ACTIVITY — Your answer should be the entries below, reproduced character for character.

RECORD SET —
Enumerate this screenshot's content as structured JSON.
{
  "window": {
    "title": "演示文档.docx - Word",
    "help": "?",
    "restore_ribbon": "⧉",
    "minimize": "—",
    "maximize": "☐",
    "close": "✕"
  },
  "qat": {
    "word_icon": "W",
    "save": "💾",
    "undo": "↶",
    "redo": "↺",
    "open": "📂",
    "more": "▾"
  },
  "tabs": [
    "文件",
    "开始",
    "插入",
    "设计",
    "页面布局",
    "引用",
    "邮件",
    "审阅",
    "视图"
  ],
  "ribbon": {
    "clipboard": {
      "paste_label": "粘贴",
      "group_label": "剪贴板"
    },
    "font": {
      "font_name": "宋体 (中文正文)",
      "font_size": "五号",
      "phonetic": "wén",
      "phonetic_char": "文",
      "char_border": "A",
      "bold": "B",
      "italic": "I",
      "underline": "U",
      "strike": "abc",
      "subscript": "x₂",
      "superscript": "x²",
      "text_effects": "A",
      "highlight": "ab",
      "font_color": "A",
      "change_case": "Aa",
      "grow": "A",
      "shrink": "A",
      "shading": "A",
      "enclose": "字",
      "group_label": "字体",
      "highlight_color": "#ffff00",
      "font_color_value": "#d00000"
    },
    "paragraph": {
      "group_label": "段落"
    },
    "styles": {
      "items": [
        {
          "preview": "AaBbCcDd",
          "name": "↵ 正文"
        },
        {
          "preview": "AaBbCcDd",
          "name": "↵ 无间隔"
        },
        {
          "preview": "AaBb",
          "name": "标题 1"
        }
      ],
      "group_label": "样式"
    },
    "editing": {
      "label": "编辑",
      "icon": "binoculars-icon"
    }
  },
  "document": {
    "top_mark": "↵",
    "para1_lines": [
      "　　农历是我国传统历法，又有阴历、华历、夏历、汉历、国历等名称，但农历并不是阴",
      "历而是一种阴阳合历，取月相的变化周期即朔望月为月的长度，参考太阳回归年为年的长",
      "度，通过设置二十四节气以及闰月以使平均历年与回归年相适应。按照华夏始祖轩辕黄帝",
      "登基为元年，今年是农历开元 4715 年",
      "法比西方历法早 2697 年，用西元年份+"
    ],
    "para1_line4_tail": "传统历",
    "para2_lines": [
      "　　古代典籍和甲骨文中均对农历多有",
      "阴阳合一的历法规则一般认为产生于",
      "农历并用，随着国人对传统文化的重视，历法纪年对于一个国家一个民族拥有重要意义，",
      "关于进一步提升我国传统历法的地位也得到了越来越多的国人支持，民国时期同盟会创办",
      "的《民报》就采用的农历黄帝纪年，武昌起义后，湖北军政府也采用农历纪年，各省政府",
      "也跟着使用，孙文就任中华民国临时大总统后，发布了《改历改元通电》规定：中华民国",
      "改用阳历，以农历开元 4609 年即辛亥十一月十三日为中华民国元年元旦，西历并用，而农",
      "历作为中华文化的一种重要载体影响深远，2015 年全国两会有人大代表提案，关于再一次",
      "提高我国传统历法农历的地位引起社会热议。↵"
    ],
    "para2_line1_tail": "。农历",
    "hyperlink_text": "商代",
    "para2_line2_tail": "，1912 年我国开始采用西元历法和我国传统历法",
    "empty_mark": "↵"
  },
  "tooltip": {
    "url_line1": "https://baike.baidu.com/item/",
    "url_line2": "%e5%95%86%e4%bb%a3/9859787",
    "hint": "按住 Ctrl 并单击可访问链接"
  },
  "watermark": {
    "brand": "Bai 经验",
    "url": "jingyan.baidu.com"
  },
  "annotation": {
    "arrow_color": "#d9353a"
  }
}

YOUR RESPONSE —
Enumerate this screenshot's content as structured JSON.
{
  "window": {
    "title": "演示文档.docx - Word",
    "help": "?",
    "restore_ribbon": "⧉",
    "minimize": "—",
    "maximize": "☐",
    "close": "✕"
  },
  "qat": {
    "word_icon": "W",
    "save": "💾",
    "undo": "↶",
    "redo": "↺",
    "open": "📂",
    "more": "▾"
  },
  "tabs": [
    "文件",
    "开始",
    "插入",
    "设计",
    "页面布局",
    "引用",
    "邮件",
    "审阅",
    "视图"
  ],
  "ribbon": {
    "clipboard": {
      "paste_label": "粘贴",
      "group_label": "剪贴板"
    },
    "font": {
      "font_name": "宋体 (中文正文)",
      "font_size": "五号",
      "phonetic": "wén",
      "phonetic_char": "文",
      "char_border": "A",
      "bold": "B",
      "italic": "I",
      "underline": "U",
      "strike": "abc",
      "subscript": "x₂",
      "superscript": "x²",
      "text_effects": "A",
      "highlight": "ab",
      "font_color": "A",
      "change_case": "Aa",
      "grow": "A",
      "shrink": "A",
      "shading": "A",
      "enclose": "字",
      "group_label": "字体",
      "highlight_color": "#ffff00",
      "font_color_value": "#d00000"
    },
    "paragraph": {
      "group_label": "段落"
    },
    "styles": {
      "items": [
        {
          "preview": "AaBbCcDd",
          "name": "↵ 正文"
        },
        {
          "preview": "AaBbCcDd",
          "name": "↵ 无间隔"
        },
        {
          "preview": "AaBb",
          "name": "标题 1"
        }
      ],
      "group_label": "样式"
    },
    "editing": {
      "label": "编辑",
      "icon": "binoculars-icon"
    }
  },
  "document": {
    "top_mark": "↵",
    "para1_lines": [
      "　　农历是我国传统历法，又有阴历、华历、夏历、汉历、国历等名称，但农历并不是阴",
      "历而是一种阴阳合历，取月相的变化周期即朔望月为月的长度，参考太阳回归年为年的长",
      "度，通过设置二十四节气以及闰月以使平均历年与回归年相适应。按照华夏始祖轩辕黄帝",
      "登基为元年，今年是农历开元 4715 年",
      "法比西方历法早 2697 年，用西元年份+"
    ],
    "para1_line4_tail": "传统历",
    "para2_lines": [
      "　　古代典籍和甲骨文中均对农历多有",
      "阴阳合一的历法规则一般认为产生于",
      "农历并用，随着国人对传统文化的重视，历法纪年对于一个国家一个民族拥有重要意义，",
      "关于进一步提升我国传统历法的地位也得到了越来越多的国人支持，民国时期同盟会创办",
      "的《民报》就采用的农历黄帝纪年，武昌起义后，湖北军政府也采用农历纪年，各省政府",
      "也跟着使用，孙文就任中华民国临时大总统后，发布了《改历改元通电》规定：中华民国",
      "改用阳历，以农历开元 4609 年即辛亥十一月十三日为中华民国元年元旦，西历并用，而农",
      "历作为中华文化的一种重要载体影响深远，2015 年全国两会有人大代表提案，关于再一次",
      "提高我国传统历法农历的地位引起社会热议。↵"
    ],
    "para2_line1_tail": "。农历",
    "hyperlink_text": "商代",
    "para2_line2_tail": "，1912 年我国开始采用西元历法和我国传统历法",
    "empty_mark": "↵"
  },
  "tooltip": {
    "url_line1": "https://baike.baidu.com/item/",
    "url_line2": "%e5%95%86%e4%bb%a3/9859787",
    "hint": "按住 Ctrl 并单击可访问链接"
  },
  "watermark": {
    "brand": "Bai 经验",
    "url": "jingyan.baidu.com"
  },
  "annotation": {
    "arrow_color": "#d9353a"
  }
}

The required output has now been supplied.